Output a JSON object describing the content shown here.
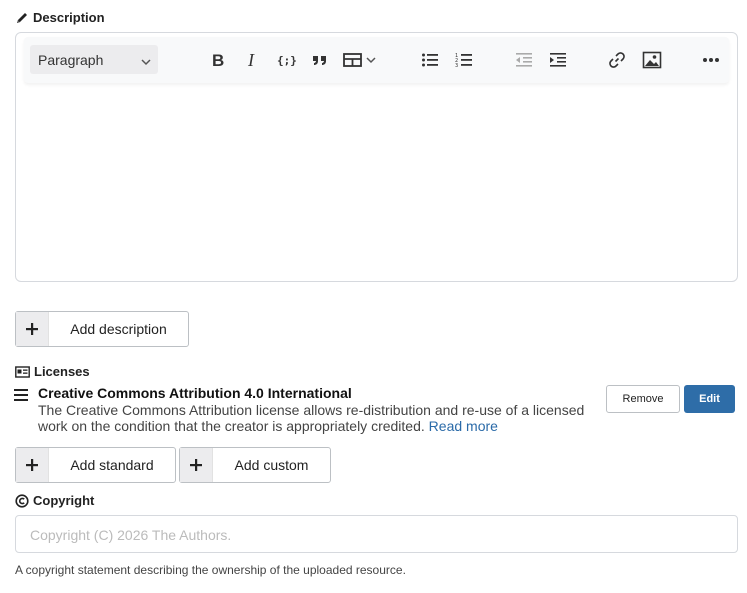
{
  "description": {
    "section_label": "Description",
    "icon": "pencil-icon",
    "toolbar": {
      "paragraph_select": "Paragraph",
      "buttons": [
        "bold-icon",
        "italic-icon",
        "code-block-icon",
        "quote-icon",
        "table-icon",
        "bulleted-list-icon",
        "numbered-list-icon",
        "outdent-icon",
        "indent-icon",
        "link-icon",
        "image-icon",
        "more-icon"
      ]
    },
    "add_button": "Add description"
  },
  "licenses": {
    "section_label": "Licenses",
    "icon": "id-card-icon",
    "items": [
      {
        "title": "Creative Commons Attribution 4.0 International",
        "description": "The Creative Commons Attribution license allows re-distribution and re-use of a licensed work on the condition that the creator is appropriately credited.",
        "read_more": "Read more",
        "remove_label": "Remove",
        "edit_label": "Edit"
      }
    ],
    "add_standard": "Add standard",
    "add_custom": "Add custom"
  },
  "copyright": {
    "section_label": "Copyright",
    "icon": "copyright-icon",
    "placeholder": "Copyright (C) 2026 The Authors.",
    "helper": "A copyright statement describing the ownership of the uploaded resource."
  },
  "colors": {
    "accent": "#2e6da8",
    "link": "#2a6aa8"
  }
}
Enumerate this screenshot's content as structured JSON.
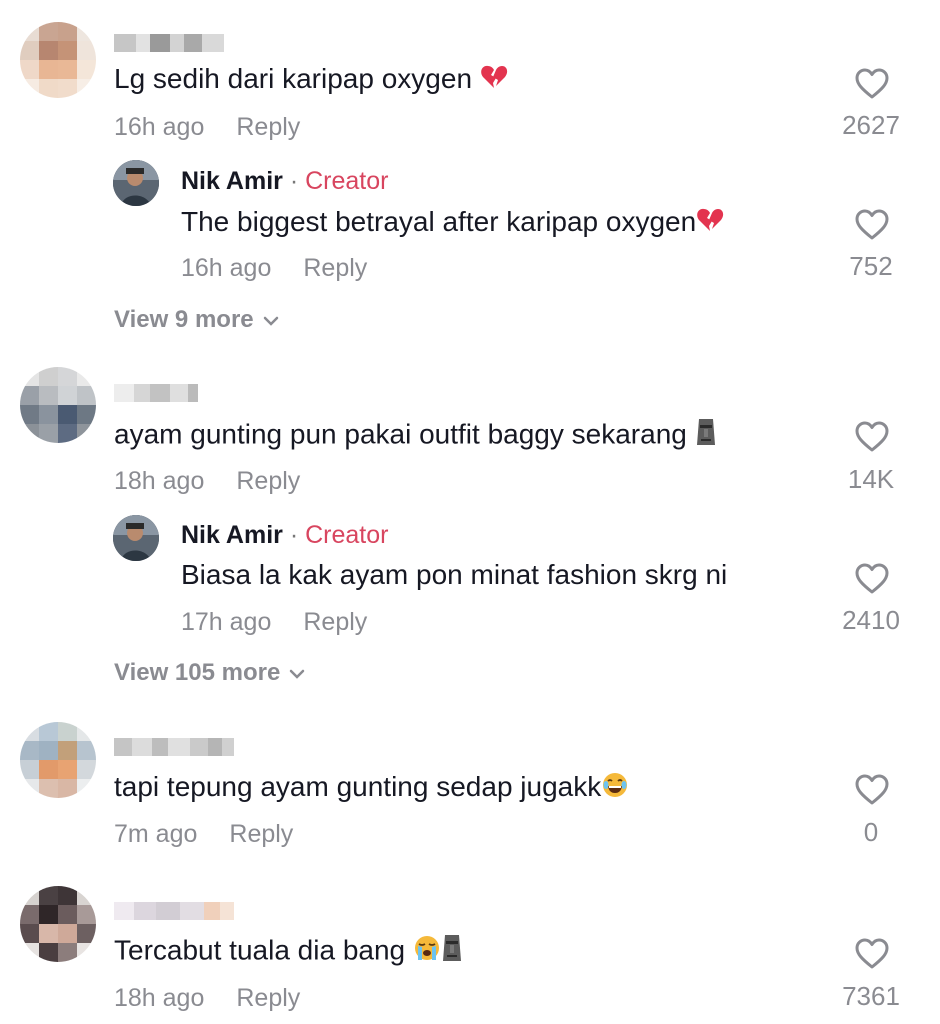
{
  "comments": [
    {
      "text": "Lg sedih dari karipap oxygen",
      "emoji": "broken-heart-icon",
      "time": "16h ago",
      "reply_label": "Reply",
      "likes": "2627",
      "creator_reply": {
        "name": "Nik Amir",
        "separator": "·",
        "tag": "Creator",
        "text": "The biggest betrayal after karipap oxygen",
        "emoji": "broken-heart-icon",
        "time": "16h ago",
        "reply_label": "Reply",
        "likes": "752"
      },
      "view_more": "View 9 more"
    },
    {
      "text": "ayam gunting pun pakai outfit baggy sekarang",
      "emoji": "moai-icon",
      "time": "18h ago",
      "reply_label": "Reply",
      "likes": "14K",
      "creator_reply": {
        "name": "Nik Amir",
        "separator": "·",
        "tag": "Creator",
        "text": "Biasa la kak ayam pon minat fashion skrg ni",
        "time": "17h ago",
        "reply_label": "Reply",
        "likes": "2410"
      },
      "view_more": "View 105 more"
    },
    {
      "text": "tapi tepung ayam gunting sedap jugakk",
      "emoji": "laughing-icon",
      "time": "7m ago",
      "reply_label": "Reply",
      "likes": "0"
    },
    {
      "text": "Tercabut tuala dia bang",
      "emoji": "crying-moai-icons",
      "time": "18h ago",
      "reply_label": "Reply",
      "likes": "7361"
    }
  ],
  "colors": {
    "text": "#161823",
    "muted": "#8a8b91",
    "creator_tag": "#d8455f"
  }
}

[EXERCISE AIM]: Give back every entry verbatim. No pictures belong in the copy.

[SOLUTION BELOW]:
Output a JSON object describing the content shown here.
{
  "description": {
    "section_label": "Description",
    "icon": "pencil-icon",
    "toolbar": {
      "paragraph_select": "Paragraph",
      "buttons": [
        "bold-icon",
        "italic-icon",
        "code-block-icon",
        "quote-icon",
        "table-icon",
        "bulleted-list-icon",
        "numbered-list-icon",
        "outdent-icon",
        "indent-icon",
        "link-icon",
        "image-icon",
        "more-icon"
      ]
    },
    "add_button": "Add description"
  },
  "licenses": {
    "section_label": "Licenses",
    "icon": "id-card-icon",
    "items": [
      {
        "title": "Creative Commons Attribution 4.0 International",
        "description": "The Creative Commons Attribution license allows re-distribution and re-use of a licensed work on the condition that the creator is appropriately credited.",
        "read_more": "Read more",
        "remove_label": "Remove",
        "edit_label": "Edit"
      }
    ],
    "add_standard": "Add standard",
    "add_custom": "Add custom"
  },
  "copyright": {
    "section_label": "Copyright",
    "icon": "copyright-icon",
    "placeholder": "Copyright (C) 2026 The Authors.",
    "helper": "A copyright statement describing the ownership of the uploaded resource."
  },
  "colors": {
    "accent": "#2e6da8",
    "link": "#2a6aa8"
  }
}
Enumerate this screenshot's content as structured JSON.
{
  "comments": [
    {
      "text": "Lg sedih dari karipap oxygen",
      "emoji": "broken-heart-icon",
      "time": "16h ago",
      "reply_label": "Reply",
      "likes": "2627",
      "creator_reply": {
        "name": "Nik Amir",
        "separator": "·",
        "tag": "Creator",
        "text": "The biggest betrayal after karipap oxygen",
        "emoji": "broken-heart-icon",
        "time": "16h ago",
        "reply_label": "Reply",
        "likes": "752"
      },
      "view_more": "View 9 more"
    },
    {
      "text": "ayam gunting pun pakai outfit baggy sekarang",
      "emoji": "moai-icon",
      "time": "18h ago",
      "reply_label": "Reply",
      "likes": "14K",
      "creator_reply": {
        "name": "Nik Amir",
        "separator": "·",
        "tag": "Creator",
        "text": "Biasa la kak ayam pon minat fashion skrg ni",
        "time": "17h ago",
        "reply_label": "Reply",
        "likes": "2410"
      },
      "view_more": "View 105 more"
    },
    {
      "text": "tapi tepung ayam gunting sedap jugakk",
      "emoji": "laughing-icon",
      "time": "7m ago",
      "reply_label": "Reply",
      "likes": "0"
    },
    {
      "text": "Tercabut tuala dia bang",
      "emoji": "crying-moai-icons",
      "time": "18h ago",
      "reply_label": "Reply",
      "likes": "7361"
    }
  ],
  "colors": {
    "text": "#161823",
    "muted": "#8a8b91",
    "creator_tag": "#d8455f"
  }
}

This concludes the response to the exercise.